In this brilliant biography T. J. Stiles offers a new understanding of the legendary outlaw Jesse James. Although he has often been portrayed as a Robin Hood of the old west, in this ground-breaking work Stiles places James within the context of the bloody conflicts of the Civil War to reveal a much more complicated and significant figure.
"Carries the reader scrupulously through James’s violent, violent life.... When [Stiles]… calls Jesse James the ‘last rebel of the Civil War; he correctly defines the theme that ruled Jesse’s life." —Larry McMurtry, Pulitzer Prize-winning author of Lonesome Dove via The New Republic
Raised in a fiercely pro-slavery household in bitterly divided Missouri, at age sixteen James became a bushwhacker, one of the savage Confederate guerrillas that terrorized the border states. After the end of the war, James continued his campaign of robbery and murder into the brutal era of reconstruction, when his reckless daring, his partisan pronouncements, and his alliance with the sympathetic editor John Newman Edwards placed him squarely at the forefront of the former Confederates’ bid to recapture political power.
With meticulous research and vivid accounts of the dramatic adventures of the famous gunman, T. J. Stiles shows how he resembles not the apolitical hero of legend, but rather a figure ready to use violence to command attention for a political cause—in many ways, a forerunner of the modern terrorist.
In a lucid reexamination of one of the nation's most notorious outlaws, independent historian Stiles argues that Jesse James (1847 1882), like his fellow "bushwhackers," had a political agenda and that this made him more terrorist than bandit, and more significant than we credit. "He was," Stiles says, "a political partisan eagerly offered himself up as a polarizing symbol of the Confederate project for postwar Missouri." By the age of 16, James was engaged in guerilla warfare against Union forces; when the war was over he remained a staunch and outspoken ex-Confederate. His letters to friend and newspaper editor John Newman Edwards, in which he described himself as "the target of unjustified, vindictive persecution," and exonerative articles published about him after the war, show that James used and was used by the newspapers to further Missouri's opposition to Reconstruction. White-supremacist bushwhackers targeted Unionists as well as institutions that benefited the Union. Political posturing aside, though, James and his ilk used the booty to line their own pockets and if James mirrored the bigger picture of a society that pushed him into a life of crime, he also embraced that life without remorse. That said, Stiles's painstaking research has produced a compelling book that recreates, sometimes graphically, the ruthlessness that prevailed in Missouri, where neighbor fought neighbor and nobody was safe. He also offers a critical understanding of how deep-seated hatred breeds self-righteous fanatics, who can justify violence against anyone deemed an enemy. 16 pages of illus. and six maps.
The Real Jesse James

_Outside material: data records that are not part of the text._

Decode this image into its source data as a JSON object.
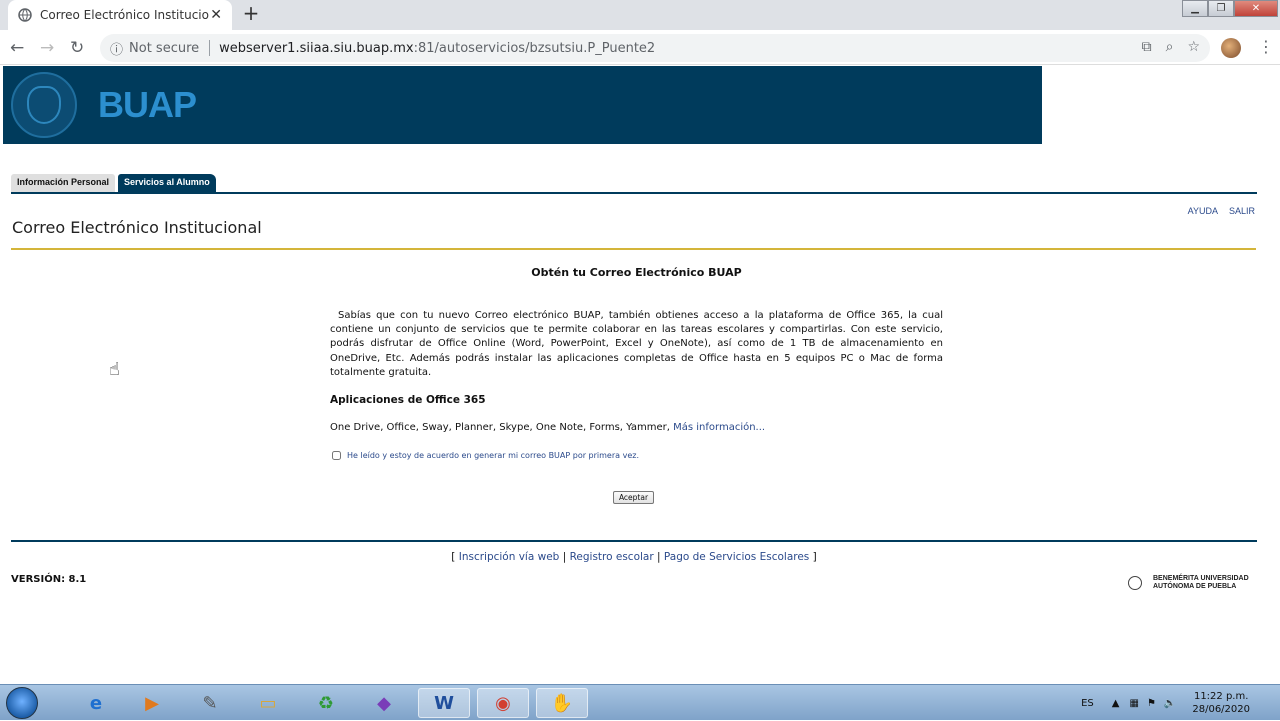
{
  "browser": {
    "tab_title": "Correo Electrónico Institucional",
    "tab_close": "✕",
    "new_tab": "+",
    "security_label": "Not secure",
    "url_host": "webserver1.siiaa.siu.buap.mx",
    "url_path": ":81/autoservicios/bzsutsiu.P_Puente2"
  },
  "banner": {
    "logo_text": "BUAP"
  },
  "tabs": [
    {
      "label": "Información Personal"
    },
    {
      "label": "Servicios al Alumno"
    }
  ],
  "top_links": {
    "help": "AYUDA",
    "exit": "SALIR"
  },
  "page": {
    "title": "Correo Electrónico Institucional",
    "heading": "Obtén tu Correo Electrónico BUAP",
    "paragraph": "Sabías que con tu nuevo Correo electrónico BUAP, también obtienes acceso a la plataforma de Office 365, la cual contiene un conjunto de servicios que te permite colaborar en las tareas escolares y compartirlas. Con este servicio, podrás disfrutar de Office Online (Word, PowerPoint, Excel y OneNote), así como de 1 TB de almacenamiento en OneDrive, Etc. Además podrás instalar las aplicaciones completas de Office hasta en 5 equipos PC o Mac de forma totalmente gratuita.",
    "apps_heading": "Aplicaciones de Office 365",
    "apps_list": "One Drive, Office, Sway, Planner, Skype, One Note, Forms, Yammer,",
    "more_info": "Más información...",
    "agree_label": "He leído y estoy de acuerdo en generar mi correo BUAP por primera vez.",
    "accept_button": "Aceptar"
  },
  "footer": {
    "open_bracket": "[",
    "link1": "Inscripción vía web",
    "sep": "|",
    "link2": "Registro escolar",
    "link3": "Pago de Servicios Escolares",
    "close_bracket": "]",
    "version": "VERSIÓN: 8.1",
    "univ_line1": "BENEMÉRITA UNIVERSIDAD",
    "univ_line2": "AUTÓNOMA DE PUEBLA"
  },
  "taskbar": {
    "lang": "ES",
    "time": "11:22 p.m.",
    "date": "28/06/2020"
  },
  "colors": {
    "banner": "#003b5c",
    "logo_blue": "#2c8fcf",
    "gold_rule": "#d4b53a",
    "link": "#2b4a8b"
  }
}
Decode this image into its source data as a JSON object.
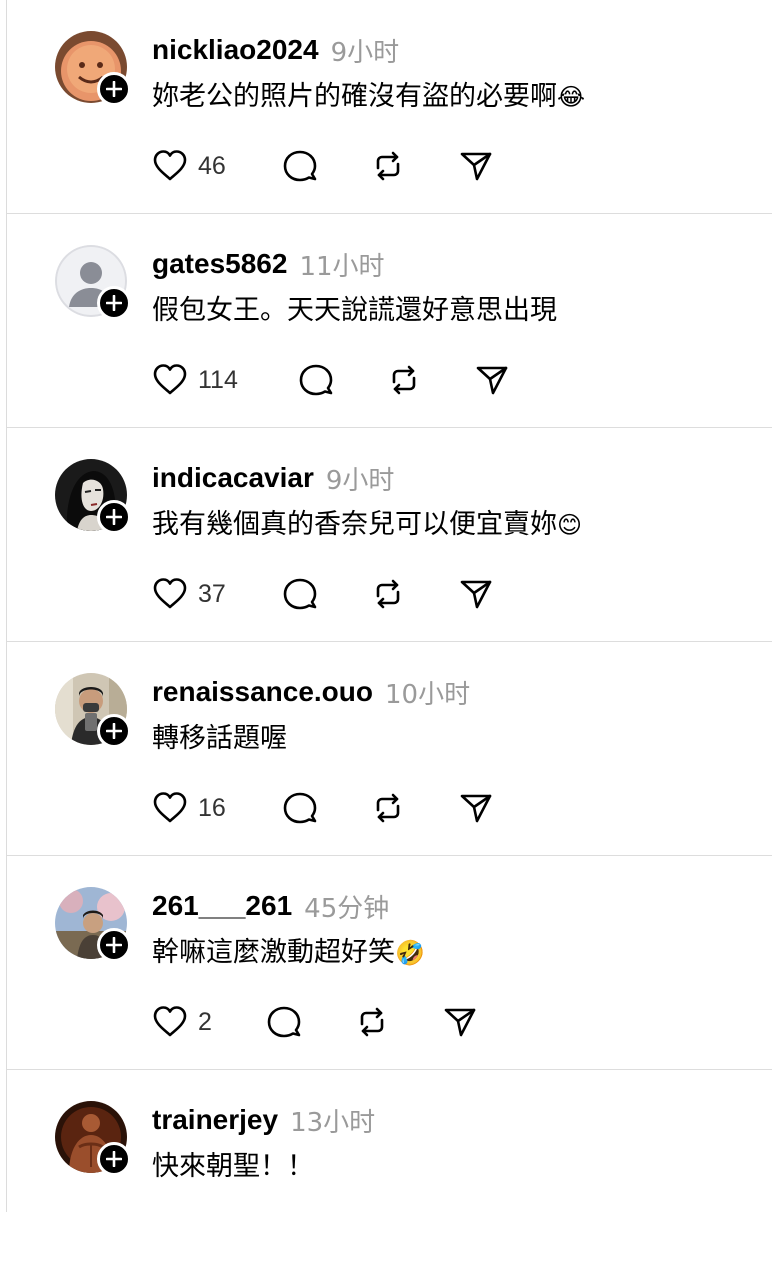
{
  "accent_colors": {
    "text": "#000000",
    "timestamp": "#9a9a9a",
    "divider": "#dddddd",
    "badge": "#000000"
  },
  "posts": [
    {
      "username": "nickliao2024",
      "time": "9小时",
      "text": "妳老公的照片的確沒有盜的必要啊",
      "emoji": "😂",
      "likes": "46",
      "avatar_icon": "smiley-avatar-icon"
    },
    {
      "username": "gates5862",
      "time": "11小时",
      "text": "假包女王。天天說謊還好意思出現",
      "emoji": "",
      "likes": "114",
      "avatar_icon": "default-user-avatar-icon"
    },
    {
      "username": "indicacaviar",
      "time": "9小时",
      "text": "我有幾個真的香奈兒可以便宜賣妳",
      "emoji": "😊",
      "likes": "37",
      "avatar_icon": "illustrated-portrait-avatar-icon"
    },
    {
      "username": "renaissance.ouo",
      "time": "10小时",
      "text": "轉移話題喔",
      "emoji": "",
      "likes": "16",
      "avatar_icon": "mirror-selfie-avatar-icon"
    },
    {
      "username": "261___261",
      "time": "45分钟",
      "text": "幹嘛這麼激動超好笑",
      "emoji": "🤣",
      "likes": "2",
      "avatar_icon": "outdoor-photo-avatar-icon"
    },
    {
      "username": "trainerjey",
      "time": "13小时",
      "text": "快來朝聖！！",
      "emoji": "",
      "likes": "",
      "avatar_icon": "fitness-photo-avatar-icon"
    }
  ]
}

Stiles' well researched and scholarly approach to the story of Jesse James does not detract from pleasure of reading his exploits firmly set in the context of reconstruction after the Civil War. His writing appeals on the level of the wild west aura cross referenced to the complex political and economic workings of the American experiment at it's most tortured time. I was frequently amazed at the historic facts I was learning as I was enjoying the book.